About this exercise | Output the records, every one, exactly as given.
==== Source information ====
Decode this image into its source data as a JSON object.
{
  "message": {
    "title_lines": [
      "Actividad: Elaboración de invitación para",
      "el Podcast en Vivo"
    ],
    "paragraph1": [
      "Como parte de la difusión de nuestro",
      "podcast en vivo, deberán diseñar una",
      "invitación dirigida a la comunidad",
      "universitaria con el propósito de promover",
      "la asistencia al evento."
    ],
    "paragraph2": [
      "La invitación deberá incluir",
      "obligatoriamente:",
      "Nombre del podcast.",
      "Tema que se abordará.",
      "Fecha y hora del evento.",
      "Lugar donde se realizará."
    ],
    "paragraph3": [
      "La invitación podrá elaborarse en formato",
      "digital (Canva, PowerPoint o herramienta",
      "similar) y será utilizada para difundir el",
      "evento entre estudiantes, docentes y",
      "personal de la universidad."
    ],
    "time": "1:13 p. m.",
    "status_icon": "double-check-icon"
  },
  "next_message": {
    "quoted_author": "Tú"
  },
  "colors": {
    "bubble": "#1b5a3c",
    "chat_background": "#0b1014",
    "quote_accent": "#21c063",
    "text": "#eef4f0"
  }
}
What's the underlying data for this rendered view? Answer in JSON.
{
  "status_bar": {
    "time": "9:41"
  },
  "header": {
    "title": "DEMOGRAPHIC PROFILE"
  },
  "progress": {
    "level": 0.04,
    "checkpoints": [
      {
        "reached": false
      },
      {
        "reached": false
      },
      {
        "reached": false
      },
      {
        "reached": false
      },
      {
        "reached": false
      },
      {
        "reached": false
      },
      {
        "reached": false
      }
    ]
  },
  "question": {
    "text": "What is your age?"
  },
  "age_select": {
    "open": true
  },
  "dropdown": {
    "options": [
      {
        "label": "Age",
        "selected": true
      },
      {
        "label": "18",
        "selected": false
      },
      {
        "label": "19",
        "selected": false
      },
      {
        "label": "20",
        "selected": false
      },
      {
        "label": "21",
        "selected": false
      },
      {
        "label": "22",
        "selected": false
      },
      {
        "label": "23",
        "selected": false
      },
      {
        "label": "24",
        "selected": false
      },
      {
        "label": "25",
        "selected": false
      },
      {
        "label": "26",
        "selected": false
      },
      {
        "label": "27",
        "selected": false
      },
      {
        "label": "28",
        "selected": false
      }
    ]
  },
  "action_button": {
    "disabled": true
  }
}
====
Answer to the exercise |
Decode this image into its source data as a JSON object.
{
  "message": {
    "title_lines": [
      "Actividad: Elaboración de invitación para",
      "el Podcast en Vivo"
    ],
    "paragraph1": [
      "Como parte de la difusión de nuestro",
      "podcast en vivo, deberán diseñar una",
      "invitación dirigida a la comunidad",
      "universitaria con el propósito de promover",
      "la asistencia al evento."
    ],
    "paragraph2": [
      "La invitación deberá incluir",
      "obligatoriamente:",
      "Nombre del podcast.",
      "Tema que se abordará.",
      "Fecha y hora del evento.",
      "Lugar donde se realizará."
    ],
    "paragraph3": [
      "La invitación podrá elaborarse en formato",
      "digital (Canva, PowerPoint o herramienta",
      "similar) y será utilizada para difundir el",
      "evento entre estudiantes, docentes y",
      "personal de la universidad."
    ],
    "time": "1:13 p. m.",
    "status_icon": "double-check-icon"
  },
  "next_message": {
    "quoted_author": "Tú"
  },
  "colors": {
    "bubble": "#1b5a3c",
    "chat_background": "#0b1014",
    "quote_accent": "#21c063",
    "text": "#eef4f0"
  }
}
What's the underlying data for this rendered view? Answer in JSON.
{
  "status_bar": {
    "time": "9:41"
  },
  "header": {
    "title": "DEMOGRAPHIC PROFILE"
  },
  "progress": {
    "level": 0.04,
    "checkpoints": [
      {
        "reached": false
      },
      {
        "reached": false
      },
      {
        "reached": false
      },
      {
        "reached": false
      },
      {
        "reached": false
      },
      {
        "reached": false
      },
      {
        "reached": false
      }
    ]
  },
  "question": {
    "text": "What is your age?"
  },
  "age_select": {
    "open": true
  },
  "dropdown": {
    "options": [
      {
        "label": "Age",
        "selected": true
      },
      {
        "label": "18",
        "selected": false
      },
      {
        "label": "19",
        "selected": false
      },
      {
        "label": "20",
        "selected": false
      },
      {
        "label": "21",
        "selected": false
      },
      {
        "label": "22",
        "selected": false
      },
      {
        "label": "23",
        "selected": false
      },
      {
        "label": "24",
        "selected": false
      },
      {
        "label": "25",
        "selected": false
      },
      {
        "label": "26",
        "selected": false
      },
      {
        "label": "27",
        "selected": false
      },
      {
        "label": "28",
        "selected": false
      }
    ]
  },
  "action_button": {
    "disabled": true
  }
}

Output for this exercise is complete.